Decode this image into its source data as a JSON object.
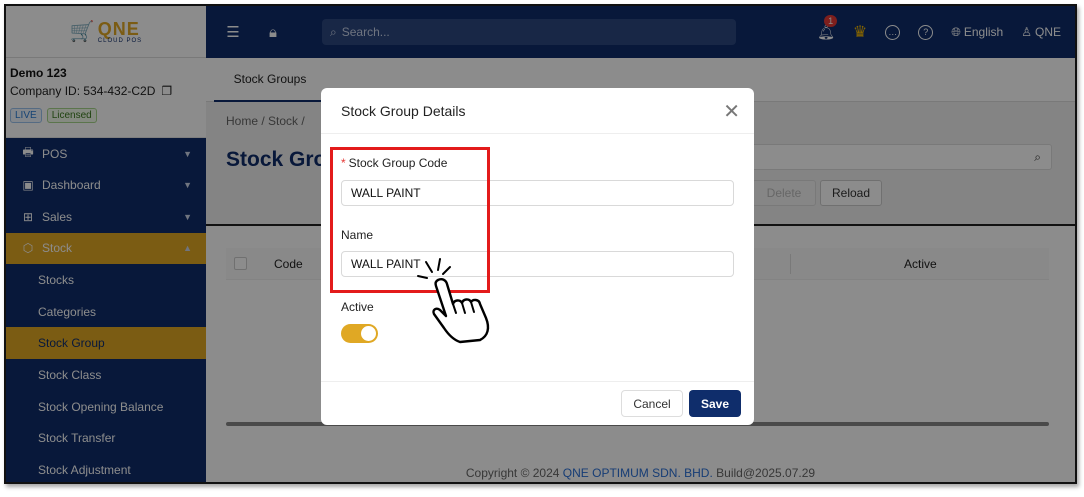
{
  "logo": {
    "brand": "QNE",
    "sub": "CLOUD POS"
  },
  "company": {
    "name": "Demo 123",
    "id_label": "Company ID: 534-432-C2D",
    "badge_live": "LIVE",
    "badge_license": "Licensed"
  },
  "sidebar": {
    "items": [
      {
        "label": "POS",
        "icon": "pos-icon"
      },
      {
        "label": "Dashboard",
        "icon": "dashboard-icon"
      },
      {
        "label": "Sales",
        "icon": "sales-icon"
      },
      {
        "label": "Stock",
        "icon": "stock-icon"
      }
    ],
    "sub_items": [
      {
        "label": "Stocks"
      },
      {
        "label": "Categories"
      },
      {
        "label": "Stock Group"
      },
      {
        "label": "Stock Class"
      },
      {
        "label": "Stock Opening Balance"
      },
      {
        "label": "Stock Transfer"
      },
      {
        "label": "Stock Adjustment"
      }
    ]
  },
  "header": {
    "search_placeholder": "Search...",
    "notification_count": "1",
    "language": "English",
    "user": "QNE"
  },
  "main": {
    "tab": "Stock Groups",
    "breadcrumb": "Home  /  Stock  /",
    "title": "Stock Gro",
    "delete_label": "Delete",
    "reload_label": "Reload",
    "col_code": "Code",
    "col_active": "Active"
  },
  "footer": {
    "prefix": "Copyright © 2024",
    "company": "QNE OPTIMUM SDN. BHD.",
    "build": "Build@2025.07.29"
  },
  "modal": {
    "title": "Stock Group Details",
    "code_label": "Stock Group Code",
    "code_value": "WALL PAINT",
    "name_label": "Name",
    "name_value": "WALL PAINT",
    "active_label": "Active",
    "active": true,
    "cancel_label": "Cancel",
    "save_label": "Save"
  },
  "colors": {
    "navy": "#0f2d6b",
    "gold": "#e0a824",
    "highlight": "#e31b1b"
  }
}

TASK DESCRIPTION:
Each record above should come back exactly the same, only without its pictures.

ANSWER FOR THIS EXERCISE:
Decode this image into its source data as a JSON object.
{
  "logo": {
    "brand": "QNE",
    "sub": "CLOUD POS"
  },
  "company": {
    "name": "Demo 123",
    "id_label": "Company ID: 534-432-C2D",
    "badge_live": "LIVE",
    "badge_license": "Licensed"
  },
  "sidebar": {
    "items": [
      {
        "label": "POS",
        "icon": "pos-icon"
      },
      {
        "label": "Dashboard",
        "icon": "dashboard-icon"
      },
      {
        "label": "Sales",
        "icon": "sales-icon"
      },
      {
        "label": "Stock",
        "icon": "stock-icon"
      }
    ],
    "sub_items": [
      {
        "label": "Stocks"
      },
      {
        "label": "Categories"
      },
      {
        "label": "Stock Group"
      },
      {
        "label": "Stock Class"
      },
      {
        "label": "Stock Opening Balance"
      },
      {
        "label": "Stock Transfer"
      },
      {
        "label": "Stock Adjustment"
      }
    ]
  },
  "header": {
    "search_placeholder": "Search...",
    "notification_count": "1",
    "language": "English",
    "user": "QNE"
  },
  "main": {
    "tab": "Stock Groups",
    "breadcrumb": "Home  /  Stock  /",
    "title": "Stock Gro",
    "delete_label": "Delete",
    "reload_label": "Reload",
    "col_code": "Code",
    "col_active": "Active"
  },
  "footer": {
    "prefix": "Copyright © 2024",
    "company": "QNE OPTIMUM SDN. BHD.",
    "build": "Build@2025.07.29"
  },
  "modal": {
    "title": "Stock Group Details",
    "code_label": "Stock Group Code",
    "code_value": "WALL PAINT",
    "name_label": "Name",
    "name_value": "WALL PAINT",
    "active_label": "Active",
    "active": true,
    "cancel_label": "Cancel",
    "save_label": "Save"
  },
  "colors": {
    "navy": "#0f2d6b",
    "gold": "#e0a824",
    "highlight": "#e31b1b"
  }
}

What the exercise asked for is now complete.